Task to carry out >>
In the records below, some lines hold the word "JSON". Copy each of those lines.

Page and application data records >>
/---

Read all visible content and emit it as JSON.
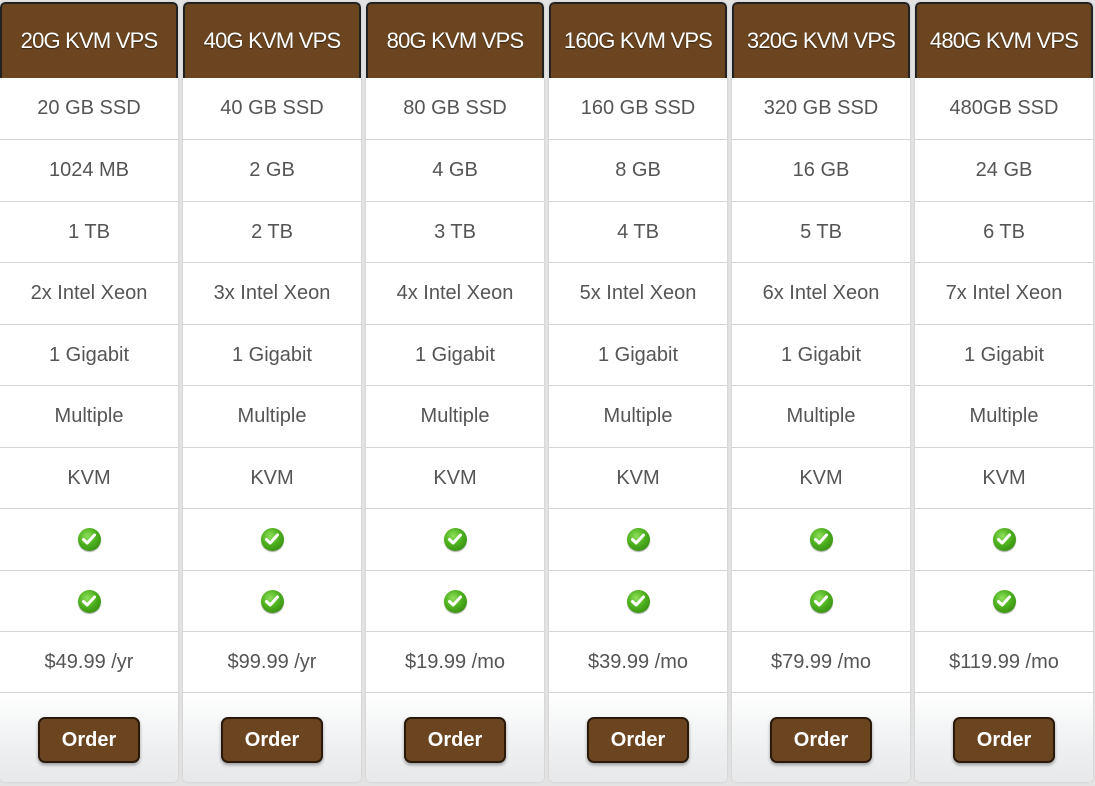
{
  "plans": [
    {
      "name": "20G KVM VPS",
      "disk": "20 GB SSD",
      "ram": "1024 MB",
      "bandwidth": "1 TB",
      "cpu": "2x Intel Xeon",
      "port": "1 Gigabit",
      "ips": "Multiple",
      "virtualization": "KVM",
      "check1": true,
      "check2": true,
      "price": "$49.99 /yr",
      "order_label": "Order"
    },
    {
      "name": "40G KVM VPS",
      "disk": "40 GB SSD",
      "ram": "2 GB",
      "bandwidth": "2 TB",
      "cpu": "3x Intel Xeon",
      "port": "1 Gigabit",
      "ips": "Multiple",
      "virtualization": "KVM",
      "check1": true,
      "check2": true,
      "price": "$99.99 /yr",
      "order_label": "Order"
    },
    {
      "name": "80G KVM VPS",
      "disk": "80 GB SSD",
      "ram": "4 GB",
      "bandwidth": "3 TB",
      "cpu": "4x Intel Xeon",
      "port": "1 Gigabit",
      "ips": "Multiple",
      "virtualization": "KVM",
      "check1": true,
      "check2": true,
      "price": "$19.99 /mo",
      "order_label": "Order"
    },
    {
      "name": "160G KVM VPS",
      "disk": "160 GB SSD",
      "ram": "8 GB",
      "bandwidth": "4 TB",
      "cpu": "5x Intel Xeon",
      "port": "1 Gigabit",
      "ips": "Multiple",
      "virtualization": "KVM",
      "check1": true,
      "check2": true,
      "price": "$39.99 /mo",
      "order_label": "Order"
    },
    {
      "name": "320G KVM VPS",
      "disk": "320 GB SSD",
      "ram": "16 GB",
      "bandwidth": "5 TB",
      "cpu": "6x Intel Xeon",
      "port": "1 Gigabit",
      "ips": "Multiple",
      "virtualization": "KVM",
      "check1": true,
      "check2": true,
      "price": "$79.99 /mo",
      "order_label": "Order"
    },
    {
      "name": "480G KVM VPS",
      "disk": "480GB SSD",
      "ram": "24 GB",
      "bandwidth": "6 TB",
      "cpu": "7x Intel Xeon",
      "port": "1 Gigabit",
      "ips": "Multiple",
      "virtualization": "KVM",
      "check1": true,
      "check2": true,
      "price": "$119.99 /mo",
      "order_label": "Order"
    }
  ],
  "icons": {
    "feature_included": "check-circle-icon"
  },
  "colors": {
    "header_bg": "#6b4520",
    "button_bg": "#6b4520",
    "check_green": "#4caf1c",
    "cell_text": "#555555",
    "page_bg": "#e3e3e3"
  }
}
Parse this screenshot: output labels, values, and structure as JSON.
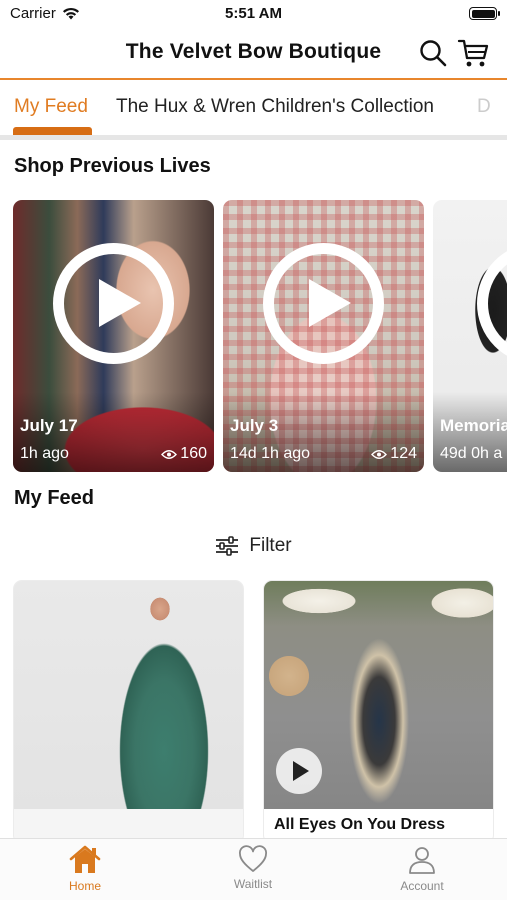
{
  "status_bar": {
    "carrier": "Carrier",
    "time": "5:51 AM"
  },
  "header": {
    "title": "The Velvet Bow Boutique",
    "search_icon": "search-icon",
    "cart_icon": "cart-icon"
  },
  "tabs": [
    {
      "label": "My Feed",
      "active": true
    },
    {
      "label": "The Hux & Wren Children's Collection",
      "active": false
    },
    {
      "label": "D",
      "active": false
    }
  ],
  "previous_lives": {
    "title": "Shop Previous Lives",
    "items": [
      {
        "date": "July 17",
        "ago": "1h ago",
        "views": "160"
      },
      {
        "date": "July 3",
        "ago": "14d 1h ago",
        "views": "124"
      },
      {
        "date": "Memoria",
        "ago": "49d 0h a",
        "views": ""
      }
    ]
  },
  "feed": {
    "title": "My Feed",
    "filter_label": "Filter",
    "products": [
      {
        "name": ""
      },
      {
        "name": "All Eyes On You Dress"
      }
    ]
  },
  "bottom_nav": [
    {
      "label": "Home",
      "icon": "home-icon",
      "active": true
    },
    {
      "label": "Waitlist",
      "icon": "heart-icon",
      "active": false
    },
    {
      "label": "Account",
      "icon": "account-icon",
      "active": false
    }
  ],
  "colors": {
    "accent": "#e07c22",
    "accent_dark": "#d76d14"
  }
}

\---

Written response >>
Read all visible content and emit it as JSON.
Parse this screenshot: output labels, values, and structure as JSON.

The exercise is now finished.